Sunday, September 27, 2009
Yesterday afternoon John and I saw Love Happens starring Aaron Eckhart and Jennifer Anniston. It was a pleasant enough movie: sort of an old fashioned boy meets girl comedic romance. Both actors did an excellent job in their roles, Eckhart as, Burke, a successful author and self-help life counselor; Anniston as, Eloise, a florist with a series of bad relationships.
While the budding romance between Burke and Eloise is the primary focus of the movie, it blossoms only amid the back story of the tragedy that set Burke on the path of authorship and self-help guru. Three years prior to the current events his wife died in a car accident near Seattle where they lived.
Burke has now returned to Seattle to conduct one of his “A-OK” seminars. For all appearances, he has completely recovered form his wife’s death. Attendees have (apparently) read his book and now expect the same sort of recovery for the tragedy in their own lives through group sessions and upbeat lectures by Burke. Now and again some pearls of “wisdom” are dropped from his mouth, the greatest of which is that those suffering from a tragedy in life must confront their fear before they can move on; i.e., overcome or move through their grief. The big surprise (Not really for those of us who can practically write such films in our sleep!) is that Burke has not come to grips with his own fear. (No spoilers here, but again, for those of us who can practically write these things ourselves, there were no surprises, either.)
“Fear” it seems, is a code word for guilt, the G-spot. Can’t call it that, of course, because guilt it tied to sin and sin means there is a God. Oh! what a piteous word-playing world we live in! Guilt often hides behind a mask, from sexual promiscuity to fear and anger. In Love Happens, guilt hiding behind a mask of fear, can be handled quite easily: Just do one thing you are truly afraid of, like walking on a bed of hot coals, and your g-spot is lessened. The release of tension brought about by one fear abated grants permission for another to be set free. Soon your g-spot is entirely set free.
What a concept! Perhaps we can do that in our churches. We can have coal-and-ash beds implanted into the entry way of every church so that as each one enters he can be absolved. His G-spot can eventually be eradicated. Isn’t that the way so many think of Confession and Absolution–as if they were being asked to walk on a bed of hot coals? As if it were the most fearful of all things imaginable? Yet we believe, teach and confess that “confession is to be retained for the sake of absolution” (AC: II; xxv; 13. Tappert).
Absolution is what the seminar attendees are truly seeking, after all. The death of a child can in fact be “just an accident,” but the parent who could not save his own son will nonetheless punish himself for what he could not do. Drat! that g-spot. The husband who was driving the car in which his wife was killed will do the same. There goes the g-spot again.
The guilt of grief takes many forms; each one finds its answer in only one place, and yet in this movie once again the world hears that the answer can be found in the silence of one’s own doing-ness.
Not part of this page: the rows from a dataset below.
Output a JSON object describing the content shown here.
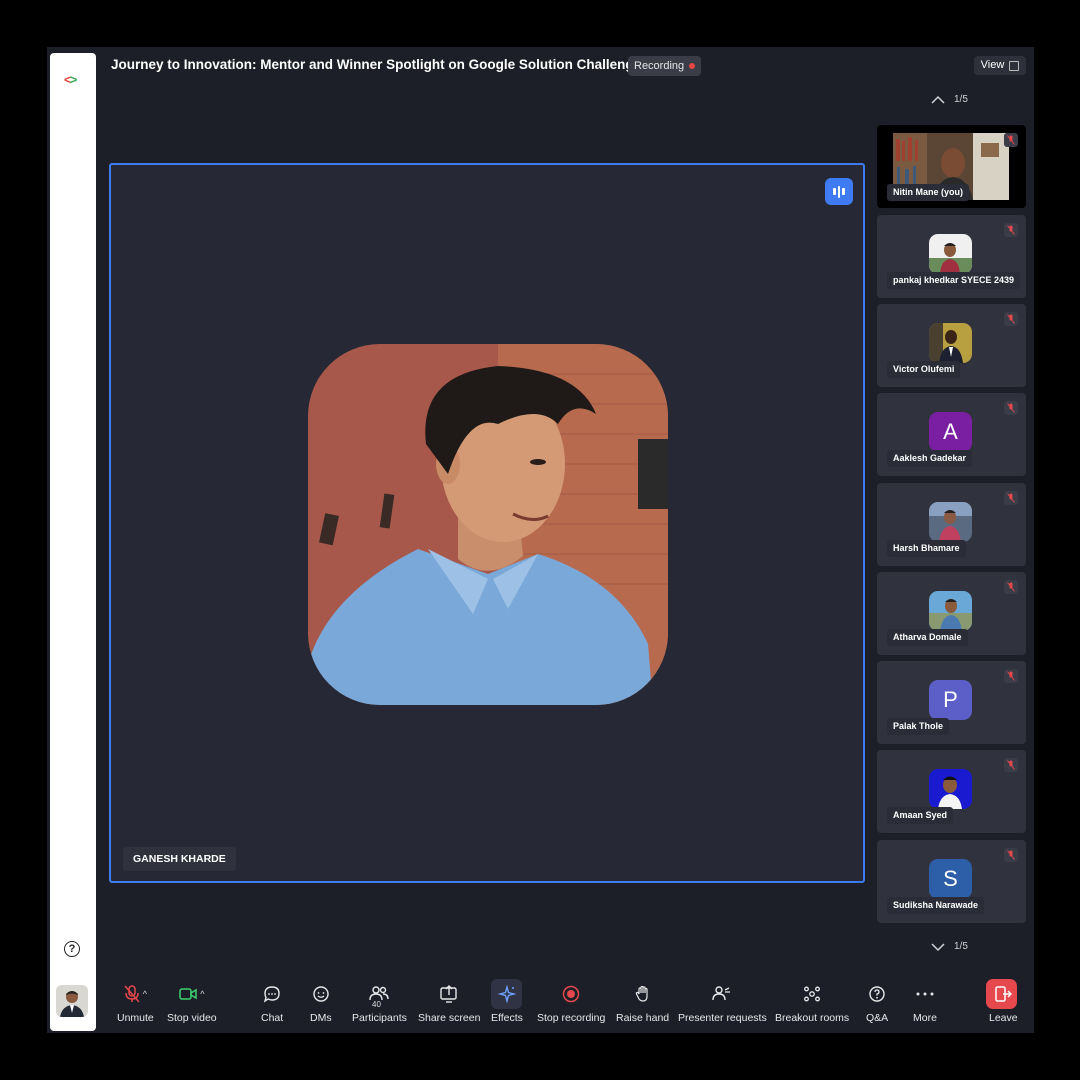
{
  "meeting": {
    "title": "Journey to Innovation: Mentor and Winner Spotlight on Google Solution Challenge",
    "recording_badge": "Recording",
    "view_label": "View",
    "page_top": "1/5",
    "page_bottom": "1/5"
  },
  "stage": {
    "speaker_name": "GANESH KHARDE"
  },
  "participants": [
    {
      "name": "Nitin Mane (you)",
      "type": "video"
    },
    {
      "name": "pankaj khedkar SYECE 2439",
      "type": "photo"
    },
    {
      "name": "Victor Olufemi",
      "type": "photo"
    },
    {
      "name": "Aaklesh Gadekar",
      "type": "letter",
      "letter": "A",
      "color": "#7b1fa2"
    },
    {
      "name": "Harsh Bhamare",
      "type": "photo"
    },
    {
      "name": "Atharva Domale",
      "type": "photo"
    },
    {
      "name": "Palak Thole",
      "type": "letter",
      "letter": "P",
      "color": "#5b5fc7"
    },
    {
      "name": "Amaan Syed",
      "type": "photo"
    },
    {
      "name": "Sudiksha Narawade",
      "type": "letter",
      "letter": "S",
      "color": "#2c5fa8"
    }
  ],
  "toolbar": {
    "unmute": "Unmute",
    "stop_video": "Stop video",
    "chat": "Chat",
    "dms": "DMs",
    "participants": "Participants",
    "participants_count": "40",
    "share_screen": "Share screen",
    "effects": "Effects",
    "stop_recording": "Stop recording",
    "raise_hand": "Raise hand",
    "presenter_requests": "Presenter requests",
    "breakout_rooms": "Breakout rooms",
    "qa": "Q&A",
    "more": "More",
    "leave": "Leave"
  },
  "colors": {
    "accent": "#3c7cf0",
    "recording": "#e84545",
    "leave": "#e5484d"
  }
}
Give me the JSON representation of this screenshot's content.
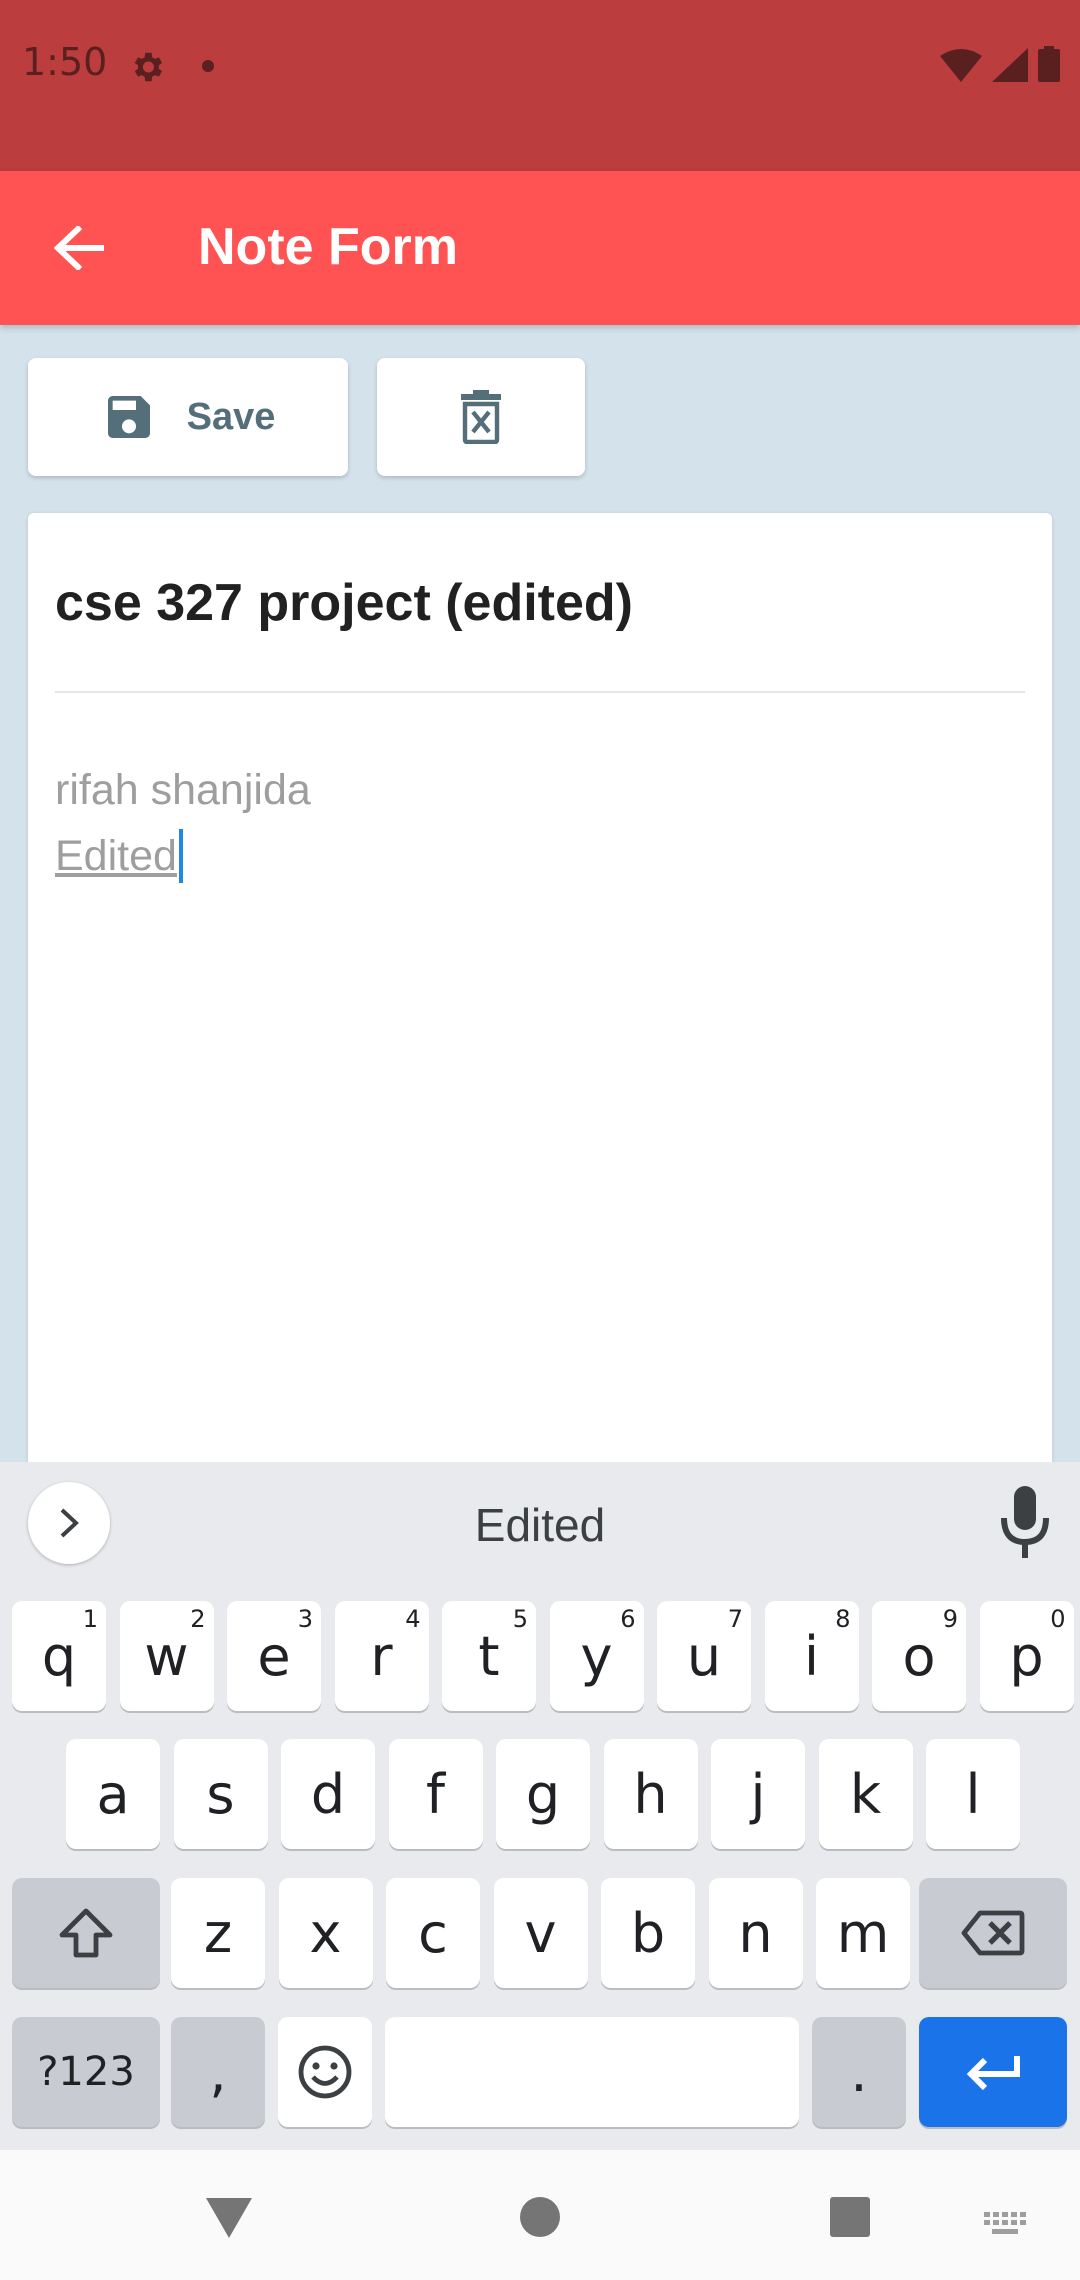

In another movie the lead character yelled to the night sky, confessing his sins to God. The answer was the silence of the stars brightly shining upon him. In Love Happens, the Absolution comes in shopping at Home Depot and walking on hot coals, but not in words of comfort relating to life and death itself. Too bad they weren't thieves hung on crosses so they could hear from their Savior Himself.
“It was an accident. It wasn’t your fault.” How true. How very true. Accidents happen. Now there’s a good movie title: Accidents Happen. When accidents happen, who sends them? Scripture says God disciplines us as His own sons (Deu 8:5; He 12:7). Yet in the same way God took Abraham’s son and then returned him to Abraham by way of the ram He sent for the sacrifice, what God takes from us He gives back to us through His Son. God’s discipline is for the sake of our repentance. There is no such thing as an accident that happens for no purpose, as if to say “Accidents happen” with a shrug of the shoulder in the same way one would intone, “skubalon happens.” Joseph received all the injustices to his life from the hands of his own brothers as if purposed by God, “As for you, you meant evil against me, but God meant it for good, to bring it about that many people should be kept alive, as they are today” Gen 50:50. Joseph spoke these words to his brothers when they stood before him, convicted of their guilt for crimes against their own father, brother, and God in heaven. Joseph’s words were an absolution to them. Ah! There’s another movie title: Repentance Happens.
All humans have the capacity to believe, and do believe in something. Movies like Love Happens bring to the forefront a need grounded in that capacity, to be absolved of one’s guilt. When repentance happens, who is there to speak the words of forgiveness as if Christ Himself is present? Christ instituted the means whereby His words of Absolution should be spoken by His servant and received by the hearer (John 20:22-23). If anything at all, Love Happens, in a quirky mixed up way, redefines why it is important to be where the things of Christ are going on and to receive them as often as one is able. That thief comes whenever he will. His Absolution is the only cure for that nasty g-spot that accuses and wills not to be silent. His comfort is the only true one, and is found nowhere but in the things of Christ and the unity of His Body.